The United States and the African Union will increase their already close cooperation to promote democracy and development in Africa. Following three days of talks in Washington, it was agreed that meetings will be held at least annually to discuss and coordinate efforts on a range of issues such as fighting hunger and boosting peacekeeping operations.
The U.S. is a strong supporter of the A.U. as an essential institution for defending our common principles of democracy and governance.
Comprised of 53 member states, the A.U. was founded in 2002 to find African answers to the continent's problems, replacing the old Organization for African Unity.
Since then, it has worked to coordinate responses to transnational issues such as climate change and to assume a greater role in regional security. It has sent peacekeepers to Sudan, Somalia, the Comoros and other conflict zones. It also has acted against unconstitutional changes in the governments of Mauritania, Guinea, Niger and Madagascar.

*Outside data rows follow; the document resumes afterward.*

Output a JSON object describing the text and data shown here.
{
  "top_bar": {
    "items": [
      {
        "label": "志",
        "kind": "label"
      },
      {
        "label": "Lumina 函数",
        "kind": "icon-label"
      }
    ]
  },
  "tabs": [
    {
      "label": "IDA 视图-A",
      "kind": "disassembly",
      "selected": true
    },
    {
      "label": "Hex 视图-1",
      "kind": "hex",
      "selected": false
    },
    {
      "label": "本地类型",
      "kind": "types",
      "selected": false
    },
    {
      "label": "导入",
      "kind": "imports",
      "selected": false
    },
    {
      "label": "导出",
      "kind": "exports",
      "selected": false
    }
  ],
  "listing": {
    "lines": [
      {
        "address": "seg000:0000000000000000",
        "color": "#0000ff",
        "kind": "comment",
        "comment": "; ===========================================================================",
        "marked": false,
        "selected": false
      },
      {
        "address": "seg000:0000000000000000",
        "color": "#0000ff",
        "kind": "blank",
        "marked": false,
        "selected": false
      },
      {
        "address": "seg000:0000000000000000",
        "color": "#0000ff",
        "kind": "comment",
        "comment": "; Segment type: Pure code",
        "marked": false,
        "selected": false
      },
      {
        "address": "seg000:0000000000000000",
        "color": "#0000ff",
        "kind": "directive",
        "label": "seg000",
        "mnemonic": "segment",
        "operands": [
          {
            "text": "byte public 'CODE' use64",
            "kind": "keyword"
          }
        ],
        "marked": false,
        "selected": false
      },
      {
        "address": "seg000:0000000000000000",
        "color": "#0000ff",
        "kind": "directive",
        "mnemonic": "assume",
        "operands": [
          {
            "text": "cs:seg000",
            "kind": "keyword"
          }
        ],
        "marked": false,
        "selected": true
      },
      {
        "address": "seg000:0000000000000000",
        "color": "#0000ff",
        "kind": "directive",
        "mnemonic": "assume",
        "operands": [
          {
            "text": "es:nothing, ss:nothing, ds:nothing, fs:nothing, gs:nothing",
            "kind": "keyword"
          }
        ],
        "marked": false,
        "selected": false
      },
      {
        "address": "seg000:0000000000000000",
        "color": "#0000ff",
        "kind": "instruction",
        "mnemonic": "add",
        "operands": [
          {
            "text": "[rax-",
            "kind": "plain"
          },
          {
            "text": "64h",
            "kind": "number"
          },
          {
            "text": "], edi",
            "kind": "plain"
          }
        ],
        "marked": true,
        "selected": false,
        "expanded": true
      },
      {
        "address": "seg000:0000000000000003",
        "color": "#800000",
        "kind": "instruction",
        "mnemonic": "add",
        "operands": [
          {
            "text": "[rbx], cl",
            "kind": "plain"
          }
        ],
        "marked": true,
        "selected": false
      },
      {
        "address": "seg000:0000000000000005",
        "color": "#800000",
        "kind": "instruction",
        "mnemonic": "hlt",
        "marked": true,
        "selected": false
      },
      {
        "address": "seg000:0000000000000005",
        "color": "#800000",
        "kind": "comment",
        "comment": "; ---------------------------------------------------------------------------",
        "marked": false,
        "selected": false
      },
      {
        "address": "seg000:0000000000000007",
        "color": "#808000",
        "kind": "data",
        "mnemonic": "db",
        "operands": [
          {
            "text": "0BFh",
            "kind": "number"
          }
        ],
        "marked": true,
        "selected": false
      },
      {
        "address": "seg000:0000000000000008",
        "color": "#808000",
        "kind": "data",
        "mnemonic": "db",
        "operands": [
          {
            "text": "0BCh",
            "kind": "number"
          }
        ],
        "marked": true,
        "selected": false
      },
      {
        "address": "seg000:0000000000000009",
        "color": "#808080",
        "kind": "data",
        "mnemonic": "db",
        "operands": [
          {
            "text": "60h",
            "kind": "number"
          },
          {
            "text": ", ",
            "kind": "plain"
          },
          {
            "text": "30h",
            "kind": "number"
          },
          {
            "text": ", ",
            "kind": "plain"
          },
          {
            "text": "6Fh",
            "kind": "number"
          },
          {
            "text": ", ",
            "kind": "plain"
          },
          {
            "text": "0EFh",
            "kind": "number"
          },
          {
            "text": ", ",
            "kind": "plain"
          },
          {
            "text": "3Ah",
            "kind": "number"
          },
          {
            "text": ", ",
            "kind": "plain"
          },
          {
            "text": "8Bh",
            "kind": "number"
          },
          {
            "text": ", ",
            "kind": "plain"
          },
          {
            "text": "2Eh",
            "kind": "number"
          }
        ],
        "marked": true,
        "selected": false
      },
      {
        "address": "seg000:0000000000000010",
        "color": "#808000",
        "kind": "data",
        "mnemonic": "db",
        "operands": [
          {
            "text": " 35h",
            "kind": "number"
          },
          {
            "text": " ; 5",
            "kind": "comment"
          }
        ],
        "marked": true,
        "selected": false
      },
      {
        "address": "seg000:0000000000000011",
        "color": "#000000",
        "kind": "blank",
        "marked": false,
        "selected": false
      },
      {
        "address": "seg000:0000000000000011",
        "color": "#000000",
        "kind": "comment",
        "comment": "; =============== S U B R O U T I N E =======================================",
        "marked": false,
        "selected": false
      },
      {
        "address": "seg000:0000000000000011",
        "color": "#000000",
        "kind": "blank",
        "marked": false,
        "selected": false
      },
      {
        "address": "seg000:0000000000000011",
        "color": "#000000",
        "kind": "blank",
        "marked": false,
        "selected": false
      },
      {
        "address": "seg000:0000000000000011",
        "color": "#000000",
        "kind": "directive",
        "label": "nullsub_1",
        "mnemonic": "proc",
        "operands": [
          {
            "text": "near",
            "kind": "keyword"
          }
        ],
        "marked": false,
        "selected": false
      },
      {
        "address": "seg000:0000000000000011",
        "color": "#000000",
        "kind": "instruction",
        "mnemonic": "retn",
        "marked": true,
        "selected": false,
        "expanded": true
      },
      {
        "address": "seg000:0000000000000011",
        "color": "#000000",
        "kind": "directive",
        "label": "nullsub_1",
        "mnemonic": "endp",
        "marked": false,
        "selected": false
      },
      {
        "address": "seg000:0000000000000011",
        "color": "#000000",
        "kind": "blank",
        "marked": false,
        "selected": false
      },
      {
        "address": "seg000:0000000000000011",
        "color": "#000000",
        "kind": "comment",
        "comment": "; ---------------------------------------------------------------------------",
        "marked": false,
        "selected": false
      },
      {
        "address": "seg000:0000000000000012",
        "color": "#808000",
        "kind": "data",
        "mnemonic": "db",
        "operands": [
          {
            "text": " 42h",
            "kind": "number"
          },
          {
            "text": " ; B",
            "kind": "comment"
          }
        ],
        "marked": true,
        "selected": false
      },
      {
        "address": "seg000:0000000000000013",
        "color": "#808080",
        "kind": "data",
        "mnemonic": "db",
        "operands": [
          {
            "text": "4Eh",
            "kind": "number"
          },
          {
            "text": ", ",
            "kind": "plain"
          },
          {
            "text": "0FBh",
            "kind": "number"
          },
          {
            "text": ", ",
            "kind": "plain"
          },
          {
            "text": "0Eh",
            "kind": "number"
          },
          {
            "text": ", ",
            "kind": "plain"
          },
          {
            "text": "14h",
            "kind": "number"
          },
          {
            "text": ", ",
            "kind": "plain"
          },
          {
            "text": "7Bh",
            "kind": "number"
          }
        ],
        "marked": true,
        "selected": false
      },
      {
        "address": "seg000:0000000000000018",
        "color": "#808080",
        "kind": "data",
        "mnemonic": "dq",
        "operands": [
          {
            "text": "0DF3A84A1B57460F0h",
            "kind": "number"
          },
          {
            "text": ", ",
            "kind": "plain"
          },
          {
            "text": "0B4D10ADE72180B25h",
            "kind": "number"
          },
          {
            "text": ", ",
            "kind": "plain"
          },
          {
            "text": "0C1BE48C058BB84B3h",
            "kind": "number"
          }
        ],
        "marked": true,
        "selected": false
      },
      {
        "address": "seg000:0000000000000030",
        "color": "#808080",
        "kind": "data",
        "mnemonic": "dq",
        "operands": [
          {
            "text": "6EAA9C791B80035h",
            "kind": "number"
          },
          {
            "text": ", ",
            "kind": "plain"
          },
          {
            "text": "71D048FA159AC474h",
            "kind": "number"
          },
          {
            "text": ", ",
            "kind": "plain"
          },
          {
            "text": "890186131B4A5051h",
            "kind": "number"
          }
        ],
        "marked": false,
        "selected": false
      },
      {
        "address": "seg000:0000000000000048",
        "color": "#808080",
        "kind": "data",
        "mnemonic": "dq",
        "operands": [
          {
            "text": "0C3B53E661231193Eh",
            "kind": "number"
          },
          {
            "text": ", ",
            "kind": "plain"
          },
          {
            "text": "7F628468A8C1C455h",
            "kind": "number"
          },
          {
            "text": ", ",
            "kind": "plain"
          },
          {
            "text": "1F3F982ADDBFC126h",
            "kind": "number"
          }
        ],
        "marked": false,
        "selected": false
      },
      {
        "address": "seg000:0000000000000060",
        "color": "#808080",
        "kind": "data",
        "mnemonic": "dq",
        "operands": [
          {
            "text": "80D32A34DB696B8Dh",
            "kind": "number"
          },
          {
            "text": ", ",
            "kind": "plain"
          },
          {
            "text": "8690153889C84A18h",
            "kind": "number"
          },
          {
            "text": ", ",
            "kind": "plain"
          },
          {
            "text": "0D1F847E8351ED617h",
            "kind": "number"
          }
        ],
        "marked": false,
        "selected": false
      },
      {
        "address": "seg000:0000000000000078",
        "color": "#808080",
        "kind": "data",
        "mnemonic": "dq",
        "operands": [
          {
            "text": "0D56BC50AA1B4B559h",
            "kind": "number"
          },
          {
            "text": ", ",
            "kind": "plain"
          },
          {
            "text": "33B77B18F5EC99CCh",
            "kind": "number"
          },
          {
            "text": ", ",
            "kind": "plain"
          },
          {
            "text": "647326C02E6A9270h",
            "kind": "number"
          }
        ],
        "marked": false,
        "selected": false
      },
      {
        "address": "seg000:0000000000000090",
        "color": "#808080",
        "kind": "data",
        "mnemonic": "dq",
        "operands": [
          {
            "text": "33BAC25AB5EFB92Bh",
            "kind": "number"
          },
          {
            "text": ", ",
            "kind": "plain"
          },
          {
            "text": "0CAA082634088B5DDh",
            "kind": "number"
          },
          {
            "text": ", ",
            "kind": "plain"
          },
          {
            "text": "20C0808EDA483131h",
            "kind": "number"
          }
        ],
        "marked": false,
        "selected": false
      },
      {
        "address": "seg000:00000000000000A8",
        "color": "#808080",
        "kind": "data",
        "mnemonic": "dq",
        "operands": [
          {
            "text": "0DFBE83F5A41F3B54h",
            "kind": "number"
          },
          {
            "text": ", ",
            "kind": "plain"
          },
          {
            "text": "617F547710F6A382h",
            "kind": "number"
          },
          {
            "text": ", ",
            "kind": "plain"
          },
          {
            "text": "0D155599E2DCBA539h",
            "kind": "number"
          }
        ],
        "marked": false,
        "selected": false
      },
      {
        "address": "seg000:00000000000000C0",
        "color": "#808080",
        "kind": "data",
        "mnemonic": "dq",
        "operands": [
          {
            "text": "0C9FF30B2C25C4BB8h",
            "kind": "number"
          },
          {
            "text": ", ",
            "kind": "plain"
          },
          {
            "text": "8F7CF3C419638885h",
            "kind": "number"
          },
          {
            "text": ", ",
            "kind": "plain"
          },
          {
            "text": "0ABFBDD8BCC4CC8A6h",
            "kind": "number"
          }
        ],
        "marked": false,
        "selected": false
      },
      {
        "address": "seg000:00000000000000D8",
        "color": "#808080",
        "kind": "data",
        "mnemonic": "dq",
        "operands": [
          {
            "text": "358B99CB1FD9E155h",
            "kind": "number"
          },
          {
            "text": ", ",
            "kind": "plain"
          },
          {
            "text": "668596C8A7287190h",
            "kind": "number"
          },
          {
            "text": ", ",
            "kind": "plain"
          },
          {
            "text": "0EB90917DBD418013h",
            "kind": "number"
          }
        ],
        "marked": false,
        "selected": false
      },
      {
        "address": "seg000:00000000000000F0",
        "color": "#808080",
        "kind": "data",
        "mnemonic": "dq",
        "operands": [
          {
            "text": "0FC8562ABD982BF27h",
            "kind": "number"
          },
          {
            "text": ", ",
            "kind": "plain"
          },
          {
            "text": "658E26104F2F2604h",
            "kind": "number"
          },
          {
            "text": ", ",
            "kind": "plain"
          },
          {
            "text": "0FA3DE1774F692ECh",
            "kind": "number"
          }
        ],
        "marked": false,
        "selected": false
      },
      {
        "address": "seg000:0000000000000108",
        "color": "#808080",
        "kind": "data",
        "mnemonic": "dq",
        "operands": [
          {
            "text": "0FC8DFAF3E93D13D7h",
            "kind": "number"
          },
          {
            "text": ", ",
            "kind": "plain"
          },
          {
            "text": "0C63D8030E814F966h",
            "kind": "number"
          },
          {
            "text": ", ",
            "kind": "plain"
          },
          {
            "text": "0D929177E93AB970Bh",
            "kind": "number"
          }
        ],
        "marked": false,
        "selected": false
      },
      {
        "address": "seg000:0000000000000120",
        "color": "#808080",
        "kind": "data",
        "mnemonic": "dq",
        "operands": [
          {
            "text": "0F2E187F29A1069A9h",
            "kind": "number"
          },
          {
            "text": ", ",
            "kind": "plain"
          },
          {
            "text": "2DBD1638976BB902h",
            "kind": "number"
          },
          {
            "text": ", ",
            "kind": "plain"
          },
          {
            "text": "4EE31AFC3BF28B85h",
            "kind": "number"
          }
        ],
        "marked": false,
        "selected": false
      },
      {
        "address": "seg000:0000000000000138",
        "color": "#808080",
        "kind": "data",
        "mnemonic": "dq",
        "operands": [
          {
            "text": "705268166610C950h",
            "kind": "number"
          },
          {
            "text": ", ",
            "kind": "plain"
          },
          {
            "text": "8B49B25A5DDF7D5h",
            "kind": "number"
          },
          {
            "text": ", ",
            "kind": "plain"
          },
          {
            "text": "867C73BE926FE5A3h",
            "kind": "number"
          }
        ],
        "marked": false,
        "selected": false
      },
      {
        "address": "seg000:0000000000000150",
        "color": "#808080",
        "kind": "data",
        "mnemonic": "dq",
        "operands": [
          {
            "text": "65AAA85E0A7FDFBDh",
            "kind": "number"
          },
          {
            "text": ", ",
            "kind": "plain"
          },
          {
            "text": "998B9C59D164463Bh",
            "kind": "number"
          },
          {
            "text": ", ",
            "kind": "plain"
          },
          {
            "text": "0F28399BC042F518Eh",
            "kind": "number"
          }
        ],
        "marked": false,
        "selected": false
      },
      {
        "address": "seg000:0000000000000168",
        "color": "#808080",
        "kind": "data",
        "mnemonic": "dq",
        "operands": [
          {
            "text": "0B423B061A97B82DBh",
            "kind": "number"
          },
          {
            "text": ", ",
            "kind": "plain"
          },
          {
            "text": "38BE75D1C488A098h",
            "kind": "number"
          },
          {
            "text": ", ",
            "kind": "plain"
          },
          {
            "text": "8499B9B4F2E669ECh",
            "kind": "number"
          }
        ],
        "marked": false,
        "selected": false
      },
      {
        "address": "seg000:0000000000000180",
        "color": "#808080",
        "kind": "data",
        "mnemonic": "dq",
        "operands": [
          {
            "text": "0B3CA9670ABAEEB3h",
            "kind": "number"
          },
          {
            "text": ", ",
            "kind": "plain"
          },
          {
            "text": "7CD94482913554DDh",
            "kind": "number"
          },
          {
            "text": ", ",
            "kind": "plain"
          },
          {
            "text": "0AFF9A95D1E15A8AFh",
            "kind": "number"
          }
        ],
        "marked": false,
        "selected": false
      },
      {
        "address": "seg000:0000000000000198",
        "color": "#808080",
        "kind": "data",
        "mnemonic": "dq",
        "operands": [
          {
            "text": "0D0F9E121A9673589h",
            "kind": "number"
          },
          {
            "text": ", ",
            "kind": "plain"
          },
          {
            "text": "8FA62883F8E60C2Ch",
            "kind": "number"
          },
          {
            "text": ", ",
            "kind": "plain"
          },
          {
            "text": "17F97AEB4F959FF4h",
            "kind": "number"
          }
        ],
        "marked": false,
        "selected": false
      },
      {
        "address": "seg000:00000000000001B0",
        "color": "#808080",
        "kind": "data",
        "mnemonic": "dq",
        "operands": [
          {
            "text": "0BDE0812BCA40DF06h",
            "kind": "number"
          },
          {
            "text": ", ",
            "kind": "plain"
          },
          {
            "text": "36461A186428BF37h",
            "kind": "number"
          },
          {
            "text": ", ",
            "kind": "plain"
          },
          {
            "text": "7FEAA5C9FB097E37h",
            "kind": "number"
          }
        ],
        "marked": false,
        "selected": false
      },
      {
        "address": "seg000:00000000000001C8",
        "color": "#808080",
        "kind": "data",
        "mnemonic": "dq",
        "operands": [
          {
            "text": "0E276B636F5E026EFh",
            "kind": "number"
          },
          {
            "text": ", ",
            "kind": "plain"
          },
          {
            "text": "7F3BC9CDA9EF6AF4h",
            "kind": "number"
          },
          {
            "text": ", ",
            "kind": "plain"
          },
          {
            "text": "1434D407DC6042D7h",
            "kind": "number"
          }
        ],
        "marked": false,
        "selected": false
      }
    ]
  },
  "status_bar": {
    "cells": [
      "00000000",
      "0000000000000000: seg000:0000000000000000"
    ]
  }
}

The United States is one of only two governments to have a dedicated ambassador to the A.U., and it is the largest financial supporter of the A.U.'s peace and security programs. But more than peacekeeping, the relationship is defined by the deep historical and modern ties which unite our citizens. America's partnership with the A.U. will strengthen our mutual interests and promote our common values.